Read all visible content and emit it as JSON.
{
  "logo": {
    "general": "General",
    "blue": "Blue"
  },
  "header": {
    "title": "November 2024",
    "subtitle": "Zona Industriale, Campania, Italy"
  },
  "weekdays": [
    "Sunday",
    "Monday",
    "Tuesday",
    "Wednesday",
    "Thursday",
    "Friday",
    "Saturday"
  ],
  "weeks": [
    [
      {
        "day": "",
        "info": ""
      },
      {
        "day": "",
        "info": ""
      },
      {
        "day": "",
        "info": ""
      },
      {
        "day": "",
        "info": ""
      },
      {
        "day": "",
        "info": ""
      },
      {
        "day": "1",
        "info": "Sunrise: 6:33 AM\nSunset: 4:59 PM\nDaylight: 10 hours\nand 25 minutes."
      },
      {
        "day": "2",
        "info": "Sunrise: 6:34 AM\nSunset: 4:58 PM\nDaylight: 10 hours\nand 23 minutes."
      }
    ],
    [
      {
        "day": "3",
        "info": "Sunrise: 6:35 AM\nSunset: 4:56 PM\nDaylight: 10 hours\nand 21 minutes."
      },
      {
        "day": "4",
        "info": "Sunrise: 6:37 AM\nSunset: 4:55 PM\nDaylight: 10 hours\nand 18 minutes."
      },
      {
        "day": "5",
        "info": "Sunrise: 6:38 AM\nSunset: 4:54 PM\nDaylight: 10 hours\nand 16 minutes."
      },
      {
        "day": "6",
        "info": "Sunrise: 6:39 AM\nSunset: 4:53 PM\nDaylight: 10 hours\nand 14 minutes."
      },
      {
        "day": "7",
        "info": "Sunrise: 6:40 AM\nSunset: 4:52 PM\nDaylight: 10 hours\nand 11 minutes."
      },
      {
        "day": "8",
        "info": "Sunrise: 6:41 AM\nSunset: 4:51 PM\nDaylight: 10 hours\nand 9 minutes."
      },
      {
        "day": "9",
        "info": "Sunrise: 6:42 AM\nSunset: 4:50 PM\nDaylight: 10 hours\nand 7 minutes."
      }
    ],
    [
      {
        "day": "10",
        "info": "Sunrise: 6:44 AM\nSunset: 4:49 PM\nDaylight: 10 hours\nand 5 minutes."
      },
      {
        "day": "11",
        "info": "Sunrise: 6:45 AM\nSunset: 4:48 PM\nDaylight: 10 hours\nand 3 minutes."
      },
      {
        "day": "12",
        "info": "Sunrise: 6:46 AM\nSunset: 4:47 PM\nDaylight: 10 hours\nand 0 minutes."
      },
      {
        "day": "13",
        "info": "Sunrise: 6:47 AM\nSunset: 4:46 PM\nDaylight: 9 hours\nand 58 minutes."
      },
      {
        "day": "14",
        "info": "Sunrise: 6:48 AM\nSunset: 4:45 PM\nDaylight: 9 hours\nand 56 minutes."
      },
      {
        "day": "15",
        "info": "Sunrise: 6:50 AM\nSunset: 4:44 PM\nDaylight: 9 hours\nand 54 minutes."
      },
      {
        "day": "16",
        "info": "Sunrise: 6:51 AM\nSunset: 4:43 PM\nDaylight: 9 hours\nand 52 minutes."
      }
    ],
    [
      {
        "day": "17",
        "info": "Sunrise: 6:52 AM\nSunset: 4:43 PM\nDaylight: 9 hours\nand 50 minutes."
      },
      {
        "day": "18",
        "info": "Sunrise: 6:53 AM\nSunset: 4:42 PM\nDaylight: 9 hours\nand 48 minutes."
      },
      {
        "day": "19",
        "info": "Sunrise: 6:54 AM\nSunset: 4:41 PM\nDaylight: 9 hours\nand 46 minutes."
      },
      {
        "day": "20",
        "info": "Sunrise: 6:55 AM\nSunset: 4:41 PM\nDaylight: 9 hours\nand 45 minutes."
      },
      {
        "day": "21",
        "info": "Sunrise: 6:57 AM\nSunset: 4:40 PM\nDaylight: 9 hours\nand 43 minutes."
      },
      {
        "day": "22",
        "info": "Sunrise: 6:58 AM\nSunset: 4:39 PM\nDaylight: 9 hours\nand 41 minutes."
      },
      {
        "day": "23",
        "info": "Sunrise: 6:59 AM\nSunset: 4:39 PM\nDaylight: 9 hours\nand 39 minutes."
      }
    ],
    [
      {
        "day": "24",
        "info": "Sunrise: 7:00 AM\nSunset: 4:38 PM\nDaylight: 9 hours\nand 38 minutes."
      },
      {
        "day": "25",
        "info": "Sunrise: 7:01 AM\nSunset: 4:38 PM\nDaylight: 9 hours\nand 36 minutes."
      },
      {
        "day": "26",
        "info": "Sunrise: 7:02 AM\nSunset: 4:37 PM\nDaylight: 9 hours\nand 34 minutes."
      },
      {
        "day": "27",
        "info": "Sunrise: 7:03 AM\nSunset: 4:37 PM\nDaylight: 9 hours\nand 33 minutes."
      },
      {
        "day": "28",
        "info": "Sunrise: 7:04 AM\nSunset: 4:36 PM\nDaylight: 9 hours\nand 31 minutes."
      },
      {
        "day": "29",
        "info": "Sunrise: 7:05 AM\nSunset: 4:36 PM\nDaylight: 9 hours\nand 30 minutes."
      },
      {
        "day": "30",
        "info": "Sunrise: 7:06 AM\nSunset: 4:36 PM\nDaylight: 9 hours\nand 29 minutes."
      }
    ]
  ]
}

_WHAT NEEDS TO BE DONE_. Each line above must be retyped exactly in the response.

_COMPLETED EXERCISE_.
Read all visible content and emit it as JSON.
{
  "logo": {
    "general": "General",
    "blue": "Blue"
  },
  "header": {
    "title": "November 2024",
    "subtitle": "Zona Industriale, Campania, Italy"
  },
  "weekdays": [
    "Sunday",
    "Monday",
    "Tuesday",
    "Wednesday",
    "Thursday",
    "Friday",
    "Saturday"
  ],
  "weeks": [
    [
      {
        "day": "",
        "info": ""
      },
      {
        "day": "",
        "info": ""
      },
      {
        "day": "",
        "info": ""
      },
      {
        "day": "",
        "info": ""
      },
      {
        "day": "",
        "info": ""
      },
      {
        "day": "1",
        "info": "Sunrise: 6:33 AM\nSunset: 4:59 PM\nDaylight: 10 hours\nand 25 minutes."
      },
      {
        "day": "2",
        "info": "Sunrise: 6:34 AM\nSunset: 4:58 PM\nDaylight: 10 hours\nand 23 minutes."
      }
    ],
    [
      {
        "day": "3",
        "info": "Sunrise: 6:35 AM\nSunset: 4:56 PM\nDaylight: 10 hours\nand 21 minutes."
      },
      {
        "day": "4",
        "info": "Sunrise: 6:37 AM\nSunset: 4:55 PM\nDaylight: 10 hours\nand 18 minutes."
      },
      {
        "day": "5",
        "info": "Sunrise: 6:38 AM\nSunset: 4:54 PM\nDaylight: 10 hours\nand 16 minutes."
      },
      {
        "day": "6",
        "info": "Sunrise: 6:39 AM\nSunset: 4:53 PM\nDaylight: 10 hours\nand 14 minutes."
      },
      {
        "day": "7",
        "info": "Sunrise: 6:40 AM\nSunset: 4:52 PM\nDaylight: 10 hours\nand 11 minutes."
      },
      {
        "day": "8",
        "info": "Sunrise: 6:41 AM\nSunset: 4:51 PM\nDaylight: 10 hours\nand 9 minutes."
      },
      {
        "day": "9",
        "info": "Sunrise: 6:42 AM\nSunset: 4:50 PM\nDaylight: 10 hours\nand 7 minutes."
      }
    ],
    [
      {
        "day": "10",
        "info": "Sunrise: 6:44 AM\nSunset: 4:49 PM\nDaylight: 10 hours\nand 5 minutes."
      },
      {
        "day": "11",
        "info": "Sunrise: 6:45 AM\nSunset: 4:48 PM\nDaylight: 10 hours\nand 3 minutes."
      },
      {
        "day": "12",
        "info": "Sunrise: 6:46 AM\nSunset: 4:47 PM\nDaylight: 10 hours\nand 0 minutes."
      },
      {
        "day": "13",
        "info": "Sunrise: 6:47 AM\nSunset: 4:46 PM\nDaylight: 9 hours\nand 58 minutes."
      },
      {
        "day": "14",
        "info": "Sunrise: 6:48 AM\nSunset: 4:45 PM\nDaylight: 9 hours\nand 56 minutes."
      },
      {
        "day": "15",
        "info": "Sunrise: 6:50 AM\nSunset: 4:44 PM\nDaylight: 9 hours\nand 54 minutes."
      },
      {
        "day": "16",
        "info": "Sunrise: 6:51 AM\nSunset: 4:43 PM\nDaylight: 9 hours\nand 52 minutes."
      }
    ],
    [
      {
        "day": "17",
        "info": "Sunrise: 6:52 AM\nSunset: 4:43 PM\nDaylight: 9 hours\nand 50 minutes."
      },
      {
        "day": "18",
        "info": "Sunrise: 6:53 AM\nSunset: 4:42 PM\nDaylight: 9 hours\nand 48 minutes."
      },
      {
        "day": "19",
        "info": "Sunrise: 6:54 AM\nSunset: 4:41 PM\nDaylight: 9 hours\nand 46 minutes."
      },
      {
        "day": "20",
        "info": "Sunrise: 6:55 AM\nSunset: 4:41 PM\nDaylight: 9 hours\nand 45 minutes."
      },
      {
        "day": "21",
        "info": "Sunrise: 6:57 AM\nSunset: 4:40 PM\nDaylight: 9 hours\nand 43 minutes."
      },
      {
        "day": "22",
        "info": "Sunrise: 6:58 AM\nSunset: 4:39 PM\nDaylight: 9 hours\nand 41 minutes."
      },
      {
        "day": "23",
        "info": "Sunrise: 6:59 AM\nSunset: 4:39 PM\nDaylight: 9 hours\nand 39 minutes."
      }
    ],
    [
      {
        "day": "24",
        "info": "Sunrise: 7:00 AM\nSunset: 4:38 PM\nDaylight: 9 hours\nand 38 minutes."
      },
      {
        "day": "25",
        "info": "Sunrise: 7:01 AM\nSunset: 4:38 PM\nDaylight: 9 hours\nand 36 minutes."
      },
      {
        "day": "26",
        "info": "Sunrise: 7:02 AM\nSunset: 4:37 PM\nDaylight: 9 hours\nand 34 minutes."
      },
      {
        "day": "27",
        "info": "Sunrise: 7:03 AM\nSunset: 4:37 PM\nDaylight: 9 hours\nand 33 minutes."
      },
      {
        "day": "28",
        "info": "Sunrise: 7:04 AM\nSunset: 4:36 PM\nDaylight: 9 hours\nand 31 minutes."
      },
      {
        "day": "29",
        "info": "Sunrise: 7:05 AM\nSunset: 4:36 PM\nDaylight: 9 hours\nand 30 minutes."
      },
      {
        "day": "30",
        "info": "Sunrise: 7:06 AM\nSunset: 4:36 PM\nDaylight: 9 hours\nand 29 minutes."
      }
    ]
  ]
}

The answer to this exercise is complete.